Pull every line containing "IDLE" out of the listing below.

---

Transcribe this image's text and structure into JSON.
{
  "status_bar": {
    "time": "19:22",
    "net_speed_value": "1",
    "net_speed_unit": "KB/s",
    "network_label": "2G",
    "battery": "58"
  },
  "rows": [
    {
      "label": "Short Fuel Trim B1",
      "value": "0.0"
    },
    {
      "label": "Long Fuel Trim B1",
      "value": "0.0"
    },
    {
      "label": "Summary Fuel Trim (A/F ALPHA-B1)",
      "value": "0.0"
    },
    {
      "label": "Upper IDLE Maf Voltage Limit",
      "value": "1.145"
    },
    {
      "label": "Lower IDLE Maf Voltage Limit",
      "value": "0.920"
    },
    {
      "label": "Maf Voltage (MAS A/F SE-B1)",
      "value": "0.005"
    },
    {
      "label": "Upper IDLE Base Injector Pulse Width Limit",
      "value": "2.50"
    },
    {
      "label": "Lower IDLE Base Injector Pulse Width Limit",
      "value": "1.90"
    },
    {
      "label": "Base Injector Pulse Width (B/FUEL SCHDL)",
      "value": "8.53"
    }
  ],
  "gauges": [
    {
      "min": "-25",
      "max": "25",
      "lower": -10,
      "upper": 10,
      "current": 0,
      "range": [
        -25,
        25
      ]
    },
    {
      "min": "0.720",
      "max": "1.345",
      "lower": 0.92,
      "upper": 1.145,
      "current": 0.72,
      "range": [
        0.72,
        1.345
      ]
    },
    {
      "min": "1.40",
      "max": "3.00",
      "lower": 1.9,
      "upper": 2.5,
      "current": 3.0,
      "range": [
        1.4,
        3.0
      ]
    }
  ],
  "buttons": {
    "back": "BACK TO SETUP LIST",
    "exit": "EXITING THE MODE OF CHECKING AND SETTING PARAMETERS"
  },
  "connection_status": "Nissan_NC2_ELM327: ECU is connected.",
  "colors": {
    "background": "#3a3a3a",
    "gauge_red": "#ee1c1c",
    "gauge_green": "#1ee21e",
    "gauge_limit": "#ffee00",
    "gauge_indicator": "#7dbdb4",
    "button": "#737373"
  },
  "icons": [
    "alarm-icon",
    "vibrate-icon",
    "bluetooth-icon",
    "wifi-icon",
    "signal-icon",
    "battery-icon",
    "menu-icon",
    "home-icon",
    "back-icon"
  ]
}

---

• Result of this exercise
      "label": "Upper IDLE Maf Voltage Limit",
      "label": "Lower IDLE Maf Voltage Limit",
      "label": "Upper IDLE Base Injector Pulse Width Limit",
      "label": "Lower IDLE Base Injector Pulse Width Limit",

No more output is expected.